* Financials and materials drag Aussie shares
* Energy stocks bolstered by higher oil prices
* Spark New Zealand leads NZ shares lower
By Aditya Soni
Sept 12 (Reuters) - Australian shares ticked down on Wednesday as financials took another hit and mining stocks slumped on the back of falling commodities prices.
The S&P/ASX 200 index edged down 0.2 percent or 9.8 points to 6,169.9 by 0200 GMT. The benchmark rose 0.6 percent on Tuesday.

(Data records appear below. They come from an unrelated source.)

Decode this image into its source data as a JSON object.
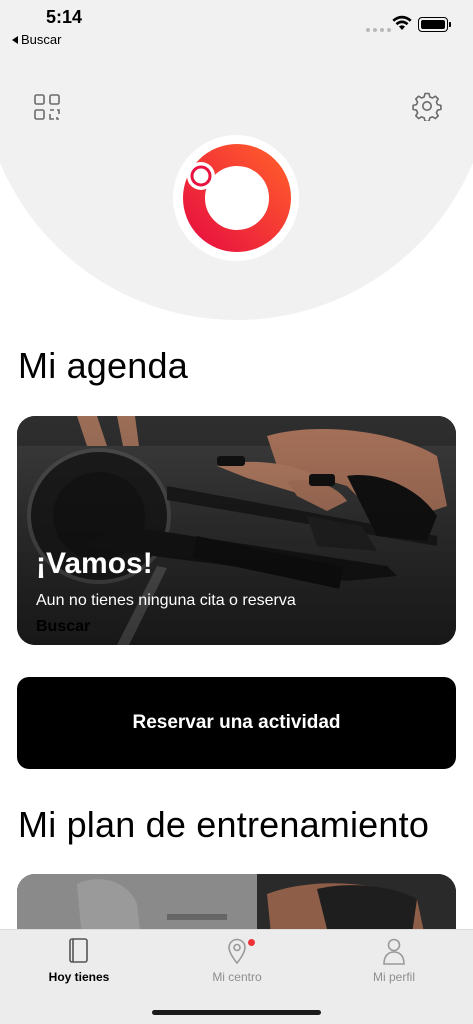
{
  "status_bar": {
    "time": "5:14",
    "back_label": "Buscar"
  },
  "header": {
    "qr_icon": "qr-code-icon",
    "settings_icon": "gear-icon",
    "logo_colors": [
      "#e8133f",
      "#ff5a2c"
    ]
  },
  "agenda": {
    "title": "Mi agenda",
    "card": {
      "heading": "¡Vamos!",
      "subtitle": "Aun no tienes ninguna cita o reserva",
      "link": "Buscar"
    },
    "reserve_button": "Reservar una actividad"
  },
  "plan": {
    "title": "Mi plan de entrenamiento"
  },
  "tabs": [
    {
      "label": "Hoy tienes",
      "icon": "notebook-icon",
      "active": true
    },
    {
      "label": "Mi centro",
      "icon": "location-pin-icon",
      "active": false,
      "notification": true
    },
    {
      "label": "Mi perfil",
      "icon": "person-icon",
      "active": false
    }
  ],
  "colors": {
    "accent": "#ee3237",
    "button_bg": "#000000",
    "header_bg": "#f1f1f1"
  }
}
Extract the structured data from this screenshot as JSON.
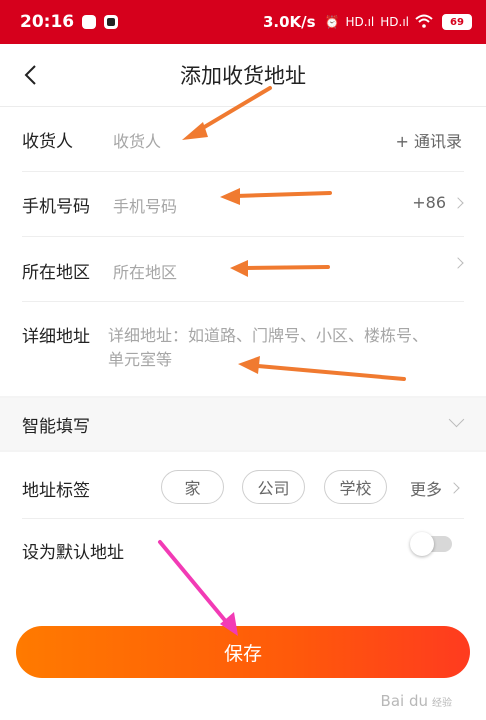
{
  "status_bar": {
    "time": "20:16",
    "speed": "3.0K/s",
    "signal1": "HD.ıl",
    "signal2": "HD.ıl",
    "battery": "69"
  },
  "header": {
    "title": "添加收货地址",
    "back_icon": "chevron-left-icon"
  },
  "form": {
    "recipient": {
      "label": "收货人",
      "placeholder": "收货人",
      "action": "+ 通讯录"
    },
    "phone": {
      "label": "手机号码",
      "placeholder": "手机号码",
      "prefix": "+86"
    },
    "region": {
      "label": "所在地区",
      "placeholder": "所在地区"
    },
    "detail": {
      "label": "详细地址",
      "placeholder_line1": "详细地址：如道路、门牌号、小区、楼栋号、",
      "placeholder_line2": "单元室等"
    }
  },
  "smart_fill": {
    "label": "智能填写"
  },
  "address_tag": {
    "label": "地址标签",
    "tags": [
      "家",
      "公司",
      "学校"
    ],
    "more": "更多"
  },
  "default_address": {
    "label": "设为默认地址",
    "enabled": false
  },
  "save_button": {
    "label": "保存"
  },
  "colors": {
    "status_bar": "#d6001c",
    "accent": "#ff6a00",
    "annotation_arrow": "#f07a30",
    "annotation_arrow_pink": "#f23bb5"
  },
  "watermark": {
    "text": "Bai du",
    "sub": "经验"
  }
}
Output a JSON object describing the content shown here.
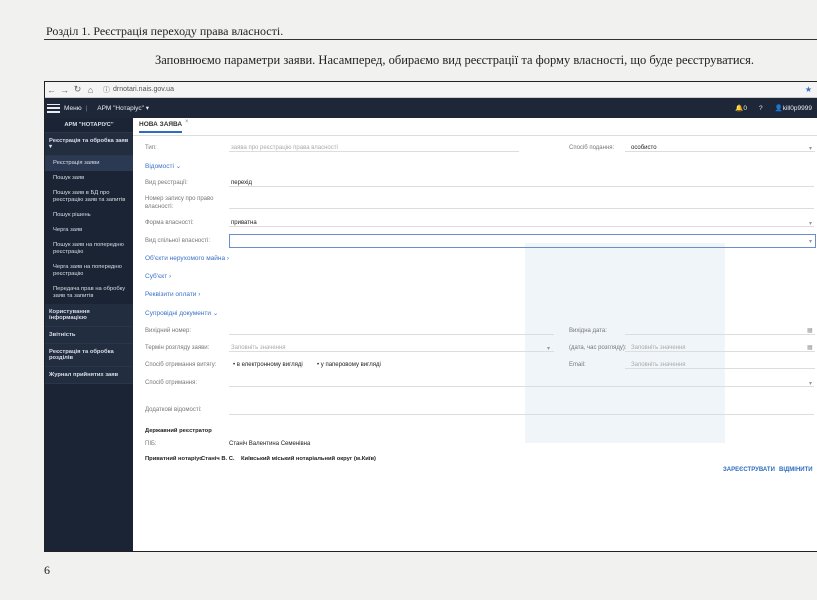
{
  "document": {
    "header": "Розділ 1. Реєстрація переходу права власності.",
    "intro": "Заповнюємо параметри заяви. Насамперед, обираємо вид реєстрації та форму власності, що буде реєструватися.",
    "page_number": "6"
  },
  "browser": {
    "url": "drnotari.nais.gov.ua"
  },
  "app": {
    "menu_label": "Меню",
    "arm_label": "АРМ \"Нотаріус\"",
    "notifications": "0",
    "user": "kill0p9999"
  },
  "sidebar": {
    "title": "АРМ \"НОТАРІУС\"",
    "section1": "Реєстрація та обробка заяв",
    "items": [
      "Реєстрація заяви",
      "Пошук заяв",
      "Пошук заяв в БД про реєстрацію заяв та запитів",
      "Пошук рішень",
      "Черга заяв",
      "Пошук заяв на попередню реєстрацію",
      "Черга заяв на попередню реєстрацію",
      "Передача прав на обробку заяв та запитів"
    ],
    "section2": "Користування інформацією",
    "section3": "Звітність",
    "section4": "Реєстрація та обробка розділів",
    "section5": "Журнал прийнятих заяв"
  },
  "tab": {
    "label": "НОВА ЗАЯВА"
  },
  "form": {
    "type_label": "Тип:",
    "type_value": "заява про реєстрацію права власності",
    "submission_label": "Спосіб подання:",
    "submission_value": "особисто",
    "info_section": "Відомості",
    "registration_kind_label": "Вид реєстрації:",
    "registration_kind_value": "перехід",
    "record_number_label": "Номер запису про право власності:",
    "ownership_form_label": "Форма власності:",
    "ownership_form_value": "приватна",
    "joint_ownership_label": "Вид спільної власності:",
    "objects_section": "Об'єкти нерухомого майна",
    "subject_section": "Суб'єкт",
    "payment_section": "Реквізити оплати",
    "documents_section": "Супровідні документи",
    "outgoing_number_label": "Вихідний номер:",
    "outgoing_date_label": "Вихідна дата:",
    "review_term_label": "Термін розгляду заяви:",
    "review_term_placeholder": "Заповніть значення",
    "review_date_label": "(дата, час розгляду):",
    "review_date_placeholder": "Заповніть значення",
    "receipt_method_label": "Спосіб отримання витягу:",
    "receipt_option1": "в електронному вигляді",
    "receipt_option2": "у паперовому вигляді",
    "email_label": "Email:",
    "email_placeholder": "Заповніть значення",
    "receiving_method_label": "Спосіб отримання:",
    "additional_info_label": "Додаткові відомості:",
    "registrar_section": "Державний реєстратор",
    "pib_label": "ПІБ:",
    "pib_value": "Станіч Валентина Семенівна",
    "notary_label": "Приватний нотаріус",
    "notary_name": "Станіч В. С.",
    "notary_district": "Київський міський нотаріальний округ (м.Київ)"
  },
  "actions": {
    "register": "ЗАРЕЄСТРУВАТИ",
    "cancel": "ВІДМІНИТИ"
  }
}
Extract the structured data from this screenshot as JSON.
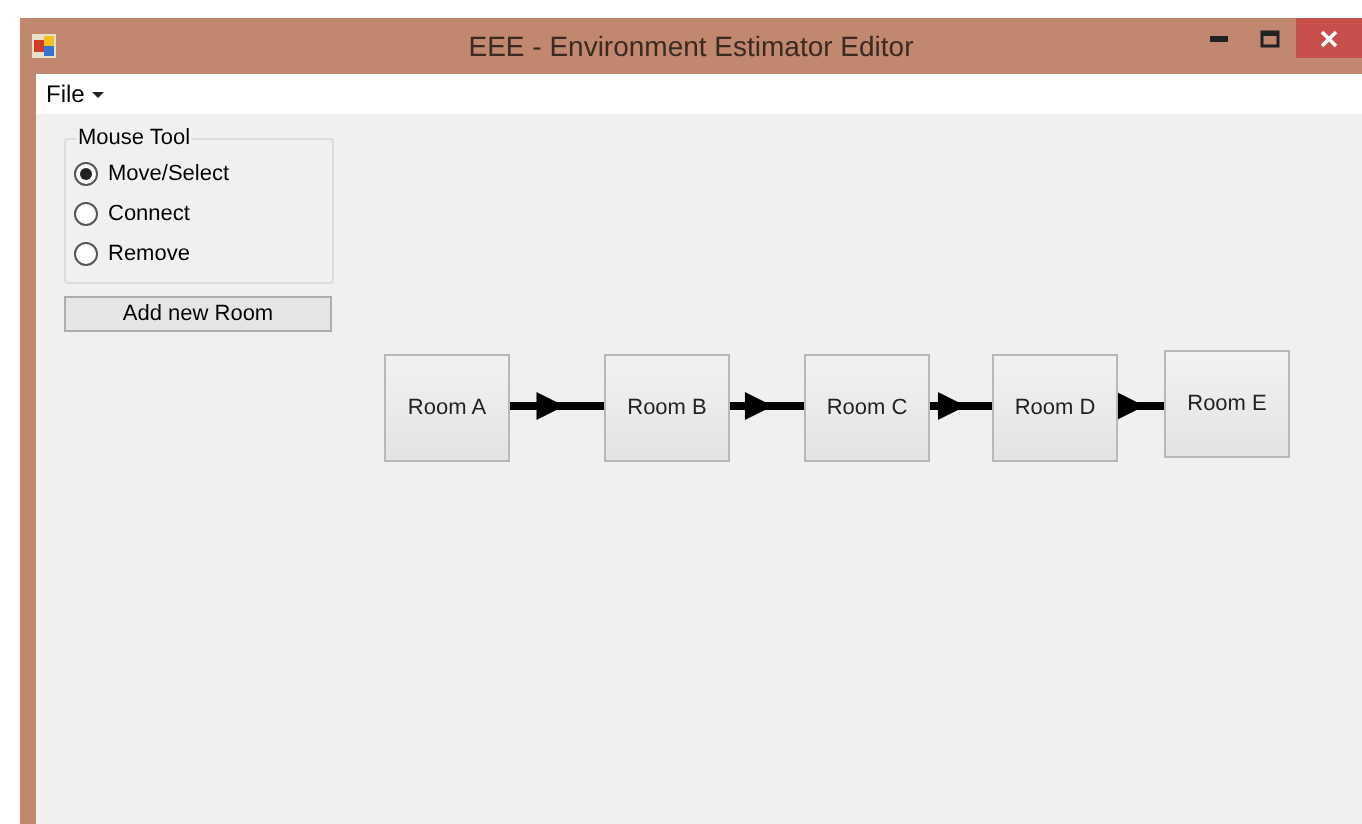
{
  "window": {
    "title": "EEE - Environment Estimator Editor"
  },
  "menu": [
    {
      "label": "File"
    }
  ],
  "mouse_tool": {
    "title": "Mouse Tool",
    "options": [
      {
        "label": "Move/Select",
        "selected": true
      },
      {
        "label": "Connect",
        "selected": false
      },
      {
        "label": "Remove",
        "selected": false
      }
    ]
  },
  "add_button": "Add new Room",
  "rooms": [
    {
      "label": "Room A"
    },
    {
      "label": "Room B"
    },
    {
      "label": "Room C"
    },
    {
      "label": "Room D"
    },
    {
      "label": "Room E"
    }
  ]
}
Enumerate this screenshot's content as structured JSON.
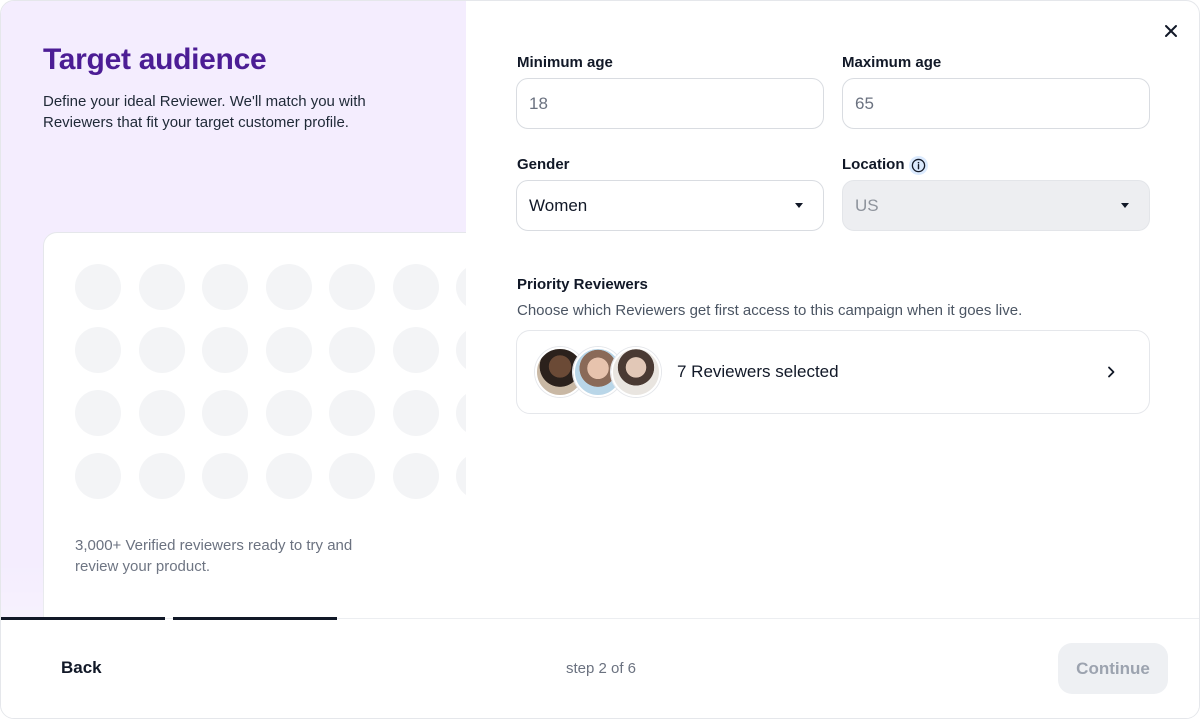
{
  "left": {
    "title": "Target audience",
    "subtitle": "Define your ideal Reviewer. We'll match you with Reviewers that fit your target customer profile.",
    "card_text": "3,000+ Verified reviewers ready to try and review your product."
  },
  "form": {
    "min_age": {
      "label": "Minimum age",
      "value": "18"
    },
    "max_age": {
      "label": "Maximum age",
      "value": "65"
    },
    "gender": {
      "label": "Gender",
      "value": "Women"
    },
    "location": {
      "label": "Location",
      "value": "US",
      "disabled": true
    }
  },
  "priority": {
    "title": "Priority Reviewers",
    "description": "Choose which Reviewers get first access to this campaign when it goes live.",
    "selected_label": "7 Reviewers selected"
  },
  "footer": {
    "back_label": "Back",
    "step_label": "step 2 of 6",
    "continue_label": "Continue",
    "current_step": 2,
    "total_steps": 6
  },
  "icons": {
    "close": "close-icon",
    "info": "info-icon",
    "dropdown": "chevron-down-icon",
    "chevron": "chevron-right-icon"
  },
  "colors": {
    "accent": "#4c1d95",
    "left_background": "#f4edfe",
    "info": "#dbeafe"
  }
}
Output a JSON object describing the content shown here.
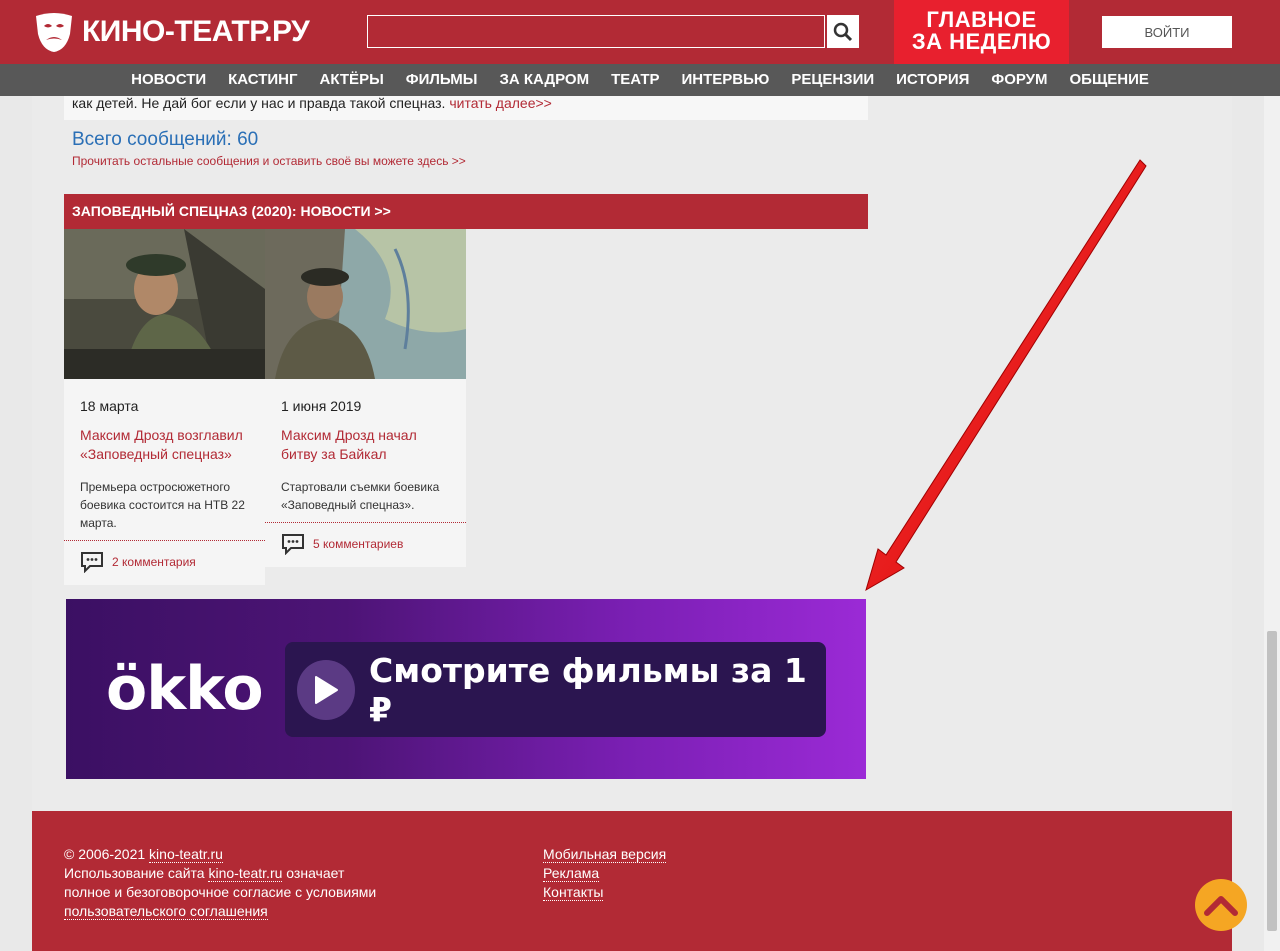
{
  "header": {
    "logo_text": "КИНО-ТЕАТР.РУ",
    "search_placeholder": "",
    "promo_line1": "ГЛАВНОЕ",
    "promo_line2": "ЗА НЕДЕЛЮ",
    "login_label": "ВОЙТИ"
  },
  "nav": [
    "НОВОСТИ",
    "КАСТИНГ",
    "АКТЁРЫ",
    "ФИЛЬМЫ",
    "ЗА КАДРОМ",
    "ТЕАТР",
    "ИНТЕРВЬЮ",
    "РЕЦЕНЗИИ",
    "ИСТОРИЯ",
    "ФОРУМ",
    "ОБЩЕНИЕ"
  ],
  "messages": {
    "tail_text": "как детей. Не дай бог если у нас и правда такой спецназ. ",
    "read_more": "читать далее>>",
    "total": "Всего сообщений: 60",
    "read_rest": "Прочитать остальные сообщения и оставить своё вы можете здесь >>"
  },
  "news": {
    "heading": "ЗАПОВЕДНЫЙ СПЕЦНАЗ (2020): НОВОСТИ >>",
    "items": [
      {
        "date": "18 марта",
        "title": "Максим Дрозд возглавил «Заповедный спецназ»",
        "lead": "Премьера остросюжетного боевика состоится на НТВ 22 марта.",
        "comments": "2 комментария"
      },
      {
        "date": "1 июня 2019",
        "title": "Максим Дрозд начал битву за Байкал",
        "lead": "Стартовали съемки боевика «Заповедный спецназ».",
        "comments": "5 комментариев"
      }
    ]
  },
  "ad": {
    "logo": "ökko",
    "text": "Смотрите фильмы за 1 ₽"
  },
  "footer": {
    "copyright_prefix": "© 2006-2021 ",
    "site": "kino-teatr.ru",
    "usage_prefix": "Использование сайта ",
    "usage_site": "kino-teatr.ru",
    "usage_suffix": " означает полное и безоговорочное согласие с условиями ",
    "agreement": "пользовательского соглашения",
    "links": [
      "Мобильная версия",
      "Реклама",
      "Контакты"
    ]
  },
  "colors": {
    "brand": "#b22a35",
    "nav_bg": "#585858",
    "promo": "#e8202e",
    "accent_link": "#2a6fb6",
    "totop": "#f5a623"
  }
}
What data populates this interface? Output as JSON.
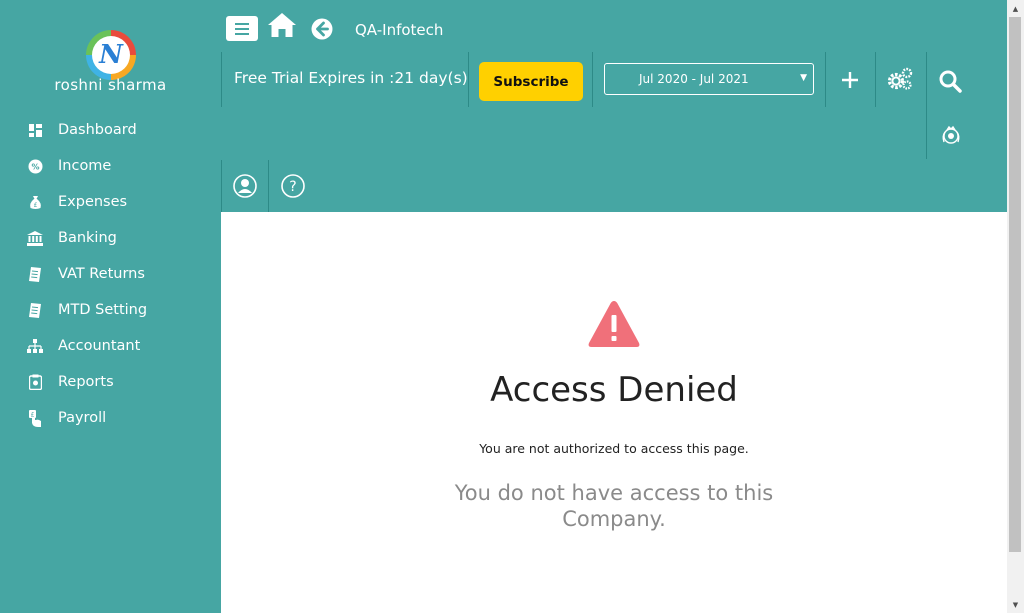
{
  "sidebar": {
    "user_name": "roshni sharma",
    "items": [
      {
        "label": "Dashboard",
        "icon": "dashboard-icon"
      },
      {
        "label": "Income",
        "icon": "percent-icon"
      },
      {
        "label": "Expenses",
        "icon": "money-bag-icon"
      },
      {
        "label": "Banking",
        "icon": "bank-icon"
      },
      {
        "label": "VAT Returns",
        "icon": "receipt-icon"
      },
      {
        "label": "MTD Setting",
        "icon": "receipt-icon"
      },
      {
        "label": "Accountant",
        "icon": "hierarchy-icon"
      },
      {
        "label": "Reports",
        "icon": "clipboard-icon"
      },
      {
        "label": "Payroll",
        "icon": "hand-money-icon"
      }
    ]
  },
  "header": {
    "company": "QA-Infotech",
    "trial_text": "Free Trial Expires in :21 day(s)",
    "subscribe_label": "Subscribe",
    "period": "Jul 2020 - Jul 2021"
  },
  "main": {
    "title": "Access Denied",
    "message": "You are not authorized to access this page.",
    "sub_message": "You do not have access to this Company."
  },
  "colors": {
    "brand": "#46a6a3",
    "subscribe": "#ffd000",
    "warning": "#f0707a"
  }
}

Banks and insurers were on the back foot, unable to shake off revelations in a high profile months-long inquiry of widespread misconduct in the industry. On Monday, the Royal Commission heard examples of possible misconduct by insurance companies, including spying on policyholders, overcharging customers and misleading sales calls.
Mathan Somasundaram, Market Portfolio Strategist with Blue Ocean Equities, said a weaker Australian dollar wasn’t helping either.
The Australian dollar has lost about 9.3 percent this year amid the intensifying Sino-U.S. trade dispute, and was hovering around 2-1/2 year lows against the greenback on Tuesday.
Westpac Banking Corp slipped 0.4 percent, while National Australia Bank Ltd dropped 0.6 percent to a more than two-week low.
Elsewhere, Freedom Insurance Group Ltd tumbled 20 percent to an all time low after testifying at the banking inquiry on Tuesday.
Somasundaram said that the big insurance firms will be next in the inquiry’s spotlight “and it will get much more uglier” over the next week.
Insurance majors Suncorp Group Ltd and QBE Insurance Group Ltd were trading 1.3 percent and 1.2 percent lower.
Adding to weak sentiment, Chinese Iron ore futures lost 1.6 percent after sources suggested China may allow for more flexible production cuts, driving a weakness in materials stocks, especially miners.
Global miner BHP dipped 1 percent, while rival Rio Tinto Ltd fell 0.6 percent.
However, energy stocks bucked the market and were up for the third straight session as a report of falling crude inventories and the looming sanctions against Iran bolstered buying interest into the sector.
Woodside Petroleum Ltd, the country’s biggest listed oil and gas explorer, jumped 1.9 percent to a more than one-week high, while Santos Ltd rose 2.4 percent to its highest since August 24.
APA Group also rallied 2.4 percent after Australia’s competition watchdog gave its nod to Hong Kong’s CK Infrastructure Holdings Ltd for a A$12.98 billion ($9.21 billion) takeover of the gas pipeline operator.
Across the Tasman sea, New Zealand’s benchmark S&P/NZX 50 index dipped 0.5 percent or 41.34 points to 9,184.23.
Teleco Spark New Zealand Ltd fell 1.4 percent and was the top drag on the benchmark.
$1 = 1.4092 Australian dollars Reporting by Aditya Soni in Bengaluru; Additional reporting by Ambar Warrick Editing by Shri Navaratnam